In 2007, the Guinness Book of Records awarded The Mercedes-Benz Museum for recognition for housing the “strongest artificially generated tornado in the world.” The 37.2 yards high vortex was not designed as an attraction, but to channel smoke out of the building in the event of a fire.
If a fire occurred, 144 outlets located along the core walls inject air into the interior courtyard of the Mercedes-Benz Museum. This generates an artificial tornado, and the smoke collected is then discharged into the outside air via a smoke elimination ventilator located in the upper part of the building.
“By successfully achieving the world record as ‘strongest artificially generated tornado in the world’, the Mercedes-Benz Museum has once again underlined its outstanding position in the world of museums also in terms of architecture,” said Michael Bock, manager of Mercedes-Benz Museum GmbH.
However, due to the open-plan structure of the Mercedes-Benz Museum, the various exhibition areas are connected to each other without any fire zones via an interior courtyard and ramps. From the perspective of smoke elimination this presented a challenging task that could not be implemented through conventional fluid mechanics.
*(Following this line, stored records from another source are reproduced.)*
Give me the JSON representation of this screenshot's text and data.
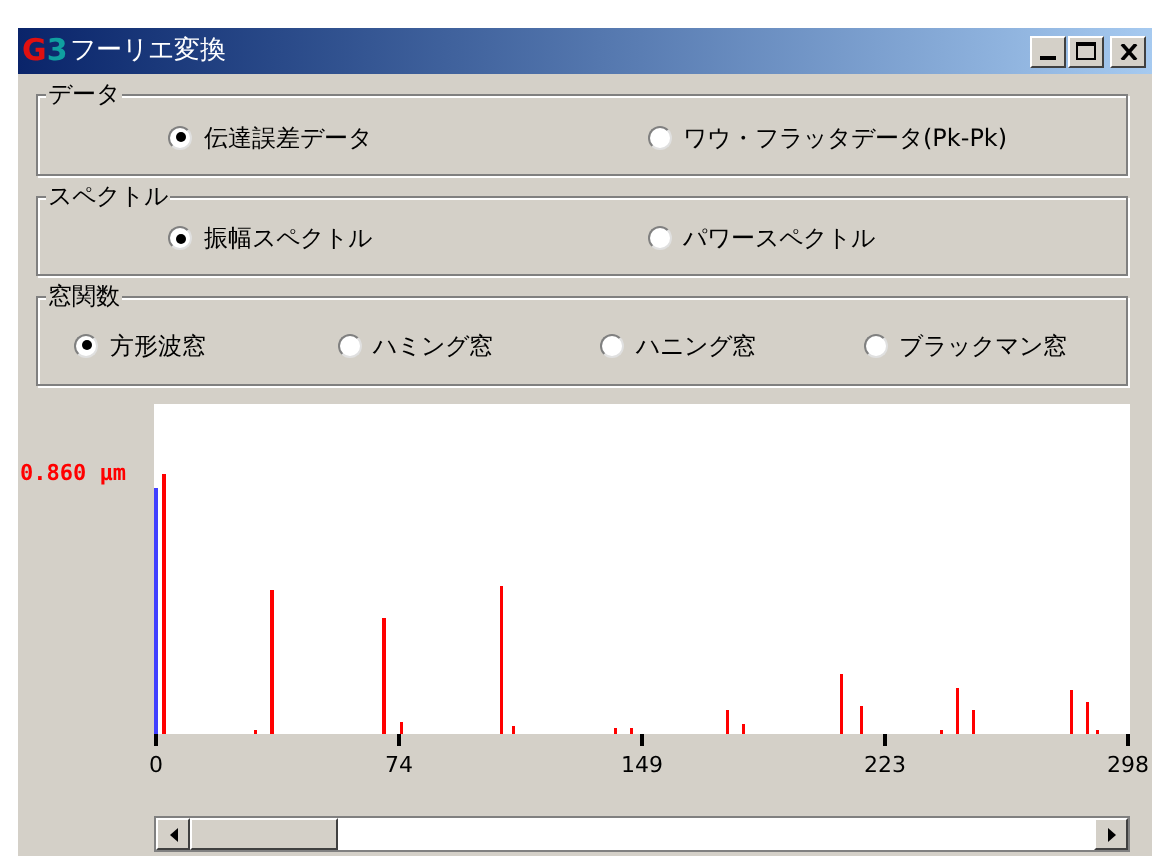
{
  "window": {
    "logo": "G3",
    "title": "フーリエ変換"
  },
  "groups": [
    {
      "label": "データ",
      "options": [
        {
          "label": "伝達誤差データ",
          "selected": true
        },
        {
          "label": "ワウ・フラッタデータ(Pk-Pk)",
          "selected": false
        }
      ]
    },
    {
      "label": "スペクトル",
      "options": [
        {
          "label": "振幅スペクトル",
          "selected": true
        },
        {
          "label": "パワースペクトル",
          "selected": false
        }
      ]
    },
    {
      "label": "窓関数",
      "options": [
        {
          "label": "方形波窓",
          "selected": true
        },
        {
          "label": "ハミング窓",
          "selected": false
        },
        {
          "label": "ハニング窓",
          "selected": false
        },
        {
          "label": "ブラックマン窓",
          "selected": false
        }
      ]
    }
  ],
  "spectrum": {
    "y_max_label": "0.860 μm",
    "x_tick_labels": [
      "0",
      "74",
      "149",
      "223",
      "298"
    ]
  }
}
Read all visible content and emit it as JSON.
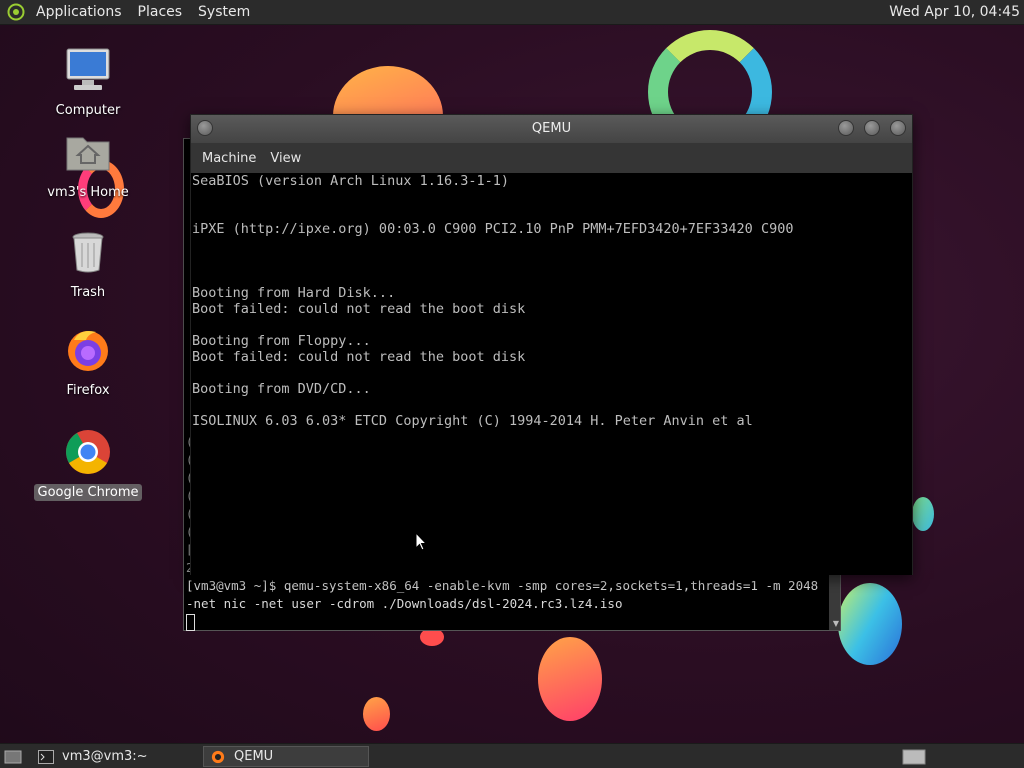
{
  "top_panel": {
    "menus": [
      "Applications",
      "Places",
      "System"
    ],
    "clock": "Wed Apr 10, 04:45"
  },
  "desktop_icons": [
    {
      "label": "Computer",
      "icon": "computer-icon"
    },
    {
      "label": "vm3's Home",
      "icon": "home-folder-icon"
    },
    {
      "label": "Trash",
      "icon": "trash-icon"
    },
    {
      "label": "Firefox",
      "icon": "firefox-icon"
    },
    {
      "label": "Google Chrome",
      "icon": "chrome-icon",
      "selected": true
    }
  ],
  "terminal": {
    "lines": [
      "[vm3@vm3 ~]$ qemu-system-x86_64 -enable-kvm -smp cores=2,sockets=1,threads=1 -m 2048 -net nic -net user -cdrom ./Downloads/dsl-2024.rc3.lz4.iso"
    ],
    "fragments": [
      "(",
      "(",
      "(",
      "(",
      "(",
      "(",
      "[",
      "2"
    ]
  },
  "qemu": {
    "title": "QEMU",
    "menus": [
      "Machine",
      "View"
    ],
    "screen_lines": [
      "SeaBIOS (version Arch Linux 1.16.3-1-1)",
      "iPXE (http://ipxe.org) 00:03.0 C900 PCI2.10 PnP PMM+7EFD3420+7EF33420 C900",
      "Booting from Hard Disk...",
      "Boot failed: could not read the boot disk",
      "Booting from Floppy...",
      "Boot failed: could not read the boot disk",
      "Booting from DVD/CD...",
      "ISOLINUX 6.03 6.03* ETCD Copyright (C) 1994-2014 H. Peter Anvin et al"
    ]
  },
  "taskbar": {
    "tasks": [
      {
        "label": "vm3@vm3:~",
        "icon": "terminal-icon"
      },
      {
        "label": "QEMU",
        "icon": "qemu-icon",
        "active": true
      }
    ]
  },
  "colors": {
    "accent_orange": "#ff8a3d",
    "accent_pink": "#ff3d7a",
    "accent_cyan": "#3dc8e8",
    "panel": "#2b2b2b"
  }
}
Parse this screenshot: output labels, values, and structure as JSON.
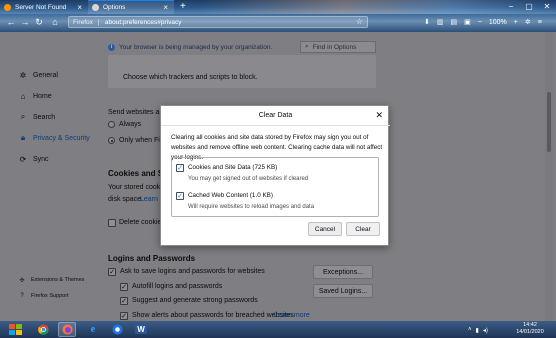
{
  "tabs": [
    {
      "title": "Server Not Found"
    },
    {
      "title": "Options"
    }
  ],
  "new_tab_label": "+",
  "window_controls": {
    "minimize": "−",
    "maximize": "▢",
    "close": "✕"
  },
  "nav": {
    "url_brand": "Firefox",
    "url": "about:preferences#privacy",
    "zoom": "100%"
  },
  "policy_notice": "Your browser is being managed by your organization.",
  "find_placeholder": "Find in Options",
  "sidebar": {
    "items": [
      {
        "label": "General",
        "icon": "gear-icon"
      },
      {
        "label": "Home",
        "icon": "home-icon"
      },
      {
        "label": "Search",
        "icon": "search-icon"
      },
      {
        "label": "Privacy & Security",
        "icon": "lock-icon"
      },
      {
        "label": "Sync",
        "icon": "sync-icon"
      }
    ],
    "footer": [
      {
        "label": "Extensions & Themes",
        "icon": "puzzle-icon"
      },
      {
        "label": "Firefox Support",
        "icon": "help-icon"
      }
    ]
  },
  "page": {
    "tracker_text": "Choose which trackers and scripts to block.",
    "dnt_label": "Send websites a \"Do",
    "dnt_always": "Always",
    "dnt_only": "Only when Firef",
    "cookies_heading": "Cookies and Site",
    "cookies_text1": "Your stored cookies,",
    "cookies_text2": "disk space.",
    "cookies_learn": "Learn m",
    "delete_cookies": "Delete cookies a",
    "logins_heading": "Logins and Passwords",
    "ask_save": "Ask to save logins and passwords for websites",
    "autofill": "Autofill logins and passwords",
    "suggest": "Suggest and generate strong passwords",
    "alerts": "Show alerts about passwords for breached websites",
    "alerts_learn": "Learn more",
    "exceptions_btn": "Exceptions...",
    "saved_logins_btn": "Saved Logins..."
  },
  "dialog": {
    "title": "Clear Data",
    "description": "Clearing all cookies and site data stored by Firefox may sign you out of websites and remove offline web content. Clearing cache data will not affect your logins.",
    "options": [
      {
        "label": "Cookies and Site Data (725 KB)",
        "sub": "You may get signed out of websites if cleared",
        "checked": true
      },
      {
        "label": "Cached Web Content (1.0 KB)",
        "sub": "Will require websites to reload images and data",
        "checked": true
      }
    ],
    "cancel": "Cancel",
    "clear": "Clear"
  },
  "taskbar": {
    "time": "14:42",
    "date": "14/01/2020"
  },
  "colors": {
    "accent": "#0a84ff",
    "taskbar": "#1e3556"
  }
}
It was necessary to take a new approach, and so a globally unique smoke elimination system was developed especially for the Mercedes-Benz Museum in Germany.
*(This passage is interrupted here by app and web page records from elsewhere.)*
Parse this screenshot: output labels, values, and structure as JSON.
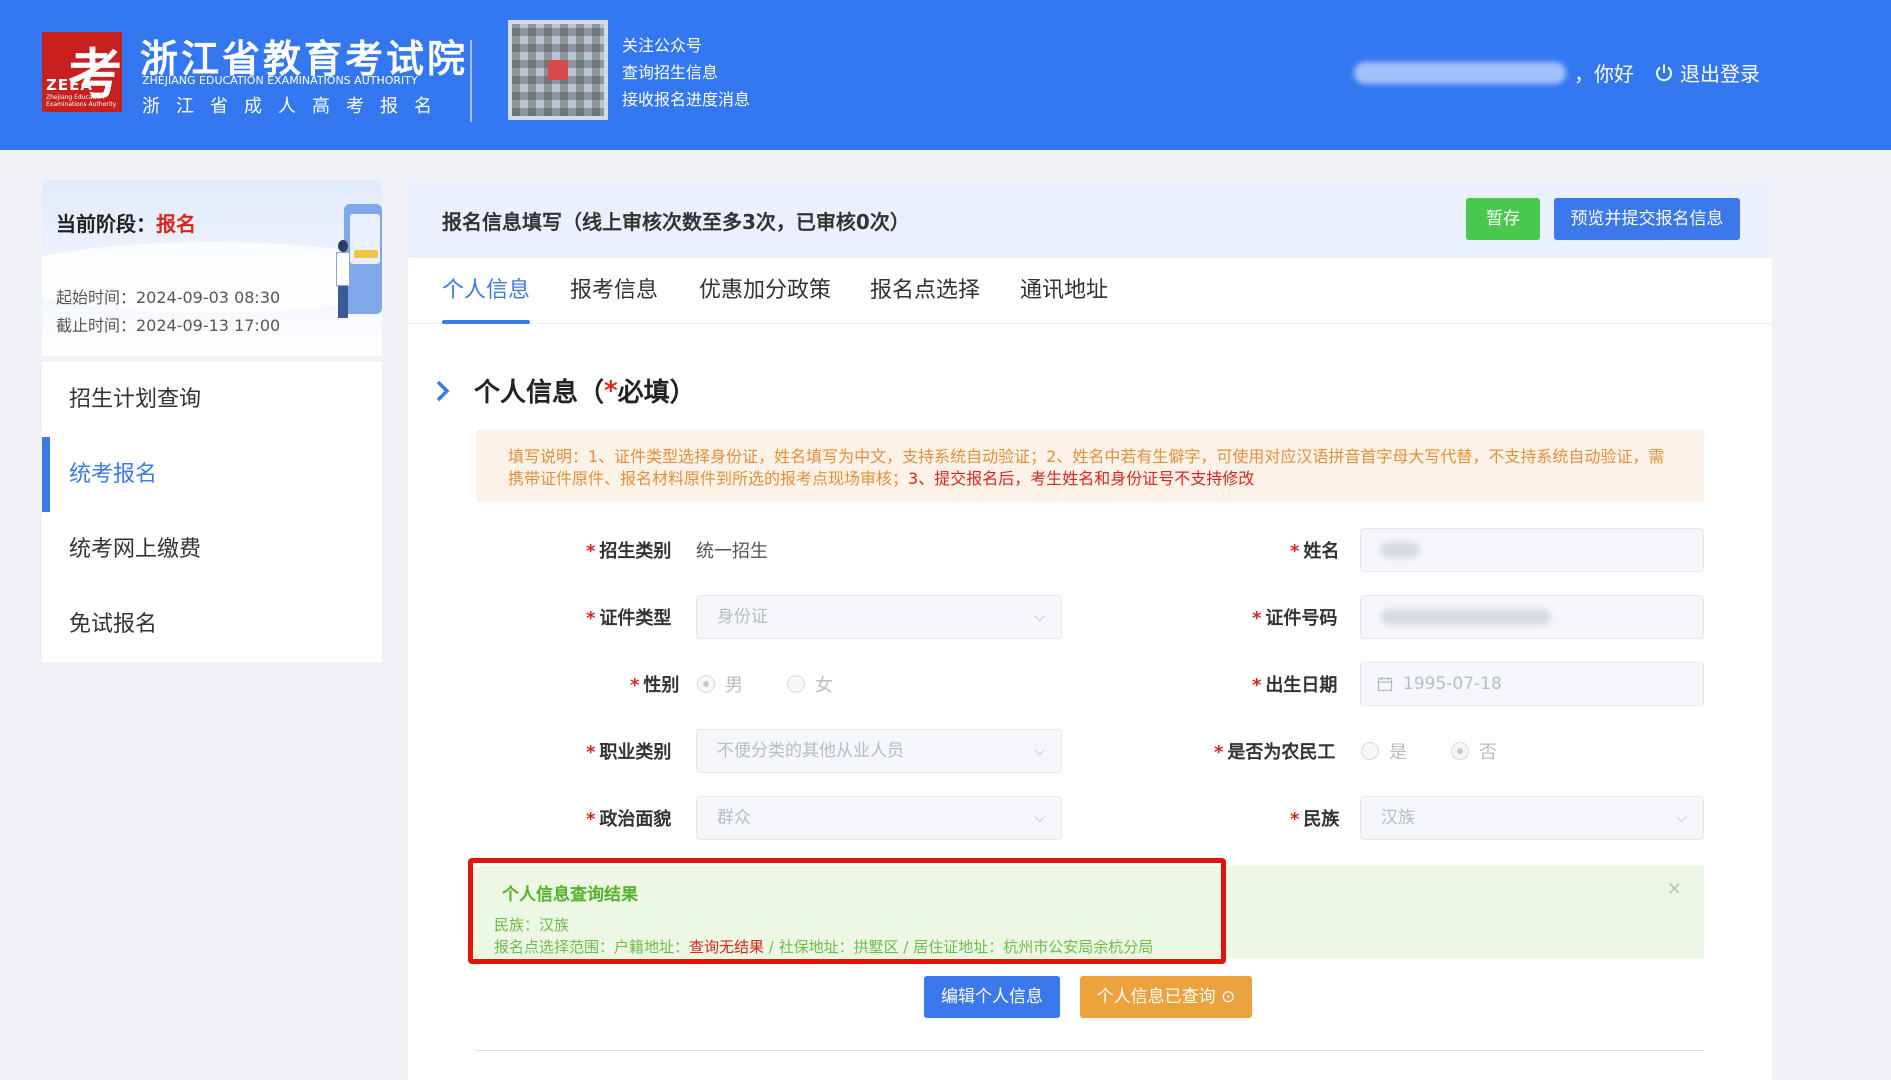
{
  "header": {
    "logo_glyph": "考",
    "logo_abbr": "ZEEA",
    "logo_abbr_sub": "Zhejiang Education Examinations Authority",
    "org_name": "浙江省教育考试院",
    "org_en": "ZHEJIANG EDUCATION EXAMINATIONS AUTHORITY",
    "org_sub": "浙江省成人高考报名",
    "qr_line1": "关注公众号",
    "qr_line2": "查询招生信息",
    "qr_line3": "接收报名进度消息",
    "greeting": "，你好",
    "logout_label": "退出登录"
  },
  "sidebar": {
    "stage_label": "当前阶段：",
    "stage_value": "报名",
    "start_time": "起始时间：2024-09-03 08:30",
    "end_time": "截止时间：2024-09-13 17:00",
    "items": [
      {
        "label": "招生计划查询"
      },
      {
        "label": "统考报名"
      },
      {
        "label": "统考网上缴费"
      },
      {
        "label": "免试报名"
      }
    ]
  },
  "main": {
    "title": "报名信息填写（线上审核次数至多3次，已审核0次）",
    "save_label": "暂存",
    "submit_label": "预览并提交报名信息",
    "tabs": [
      {
        "label": "个人信息"
      },
      {
        "label": "报考信息"
      },
      {
        "label": "优惠加分政策"
      },
      {
        "label": "报名点选择"
      },
      {
        "label": "通讯地址"
      }
    ],
    "section_title_a": "个人信息（",
    "section_title_req": "*",
    "section_title_b": "必填）",
    "notice_part1": "填写说明：1、证件类型选择身份证，姓名填写为中文，支持系统自动验证；2、姓名中若有生僻字，可使用对应汉语拼音首字母大写代替，不支持系统自动验证，需携带证件原件、报名材料原件到所选的报考点现场审核；",
    "notice_part2": "3、提交报名后，考生姓名和身份证号不支持修改"
  },
  "form": {
    "enroll_type_label": "招生类别",
    "enroll_type_value": "统一招生",
    "name_label": "姓名",
    "id_type_label": "证件类型",
    "id_type_value": "身份证",
    "id_number_label": "证件号码",
    "gender_label": "性别",
    "gender_male": "男",
    "gender_female": "女",
    "birth_label": "出生日期",
    "birth_value": "1995-07-18",
    "occupation_label": "职业类别",
    "occupation_value": "不便分类的其他从业人员",
    "migrant_label": "是否为农民工",
    "migrant_yes": "是",
    "migrant_no": "否",
    "political_label": "政治面貌",
    "political_value": "群众",
    "ethnicity_label": "民族",
    "ethnicity_value": "汉族"
  },
  "result": {
    "title": "个人信息查询结果",
    "ethnicity_line": "民族：汉族",
    "scope_prefix": "报名点选择范围：户籍地址：",
    "scope_no_result": "查询无结果",
    "scope_suffix": " / 社保地址：拱墅区 / 居住证地址：杭州市公安局余杭分局",
    "close_glyph": "×"
  },
  "actions": {
    "edit_label": "编辑个人信息",
    "queried_label": "个人信息已查询 ⊙"
  },
  "colors": {
    "header_bg": "#3377f1",
    "accent": "#3c7ae6",
    "required": "#d9251f",
    "save_button": "#48c94e",
    "queried_button": "#eca23c",
    "highlight_frame": "#e3120b"
  }
}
Alex has written for Vanity Fair, Barrons, Bloomberg and Condé Nast Traveler.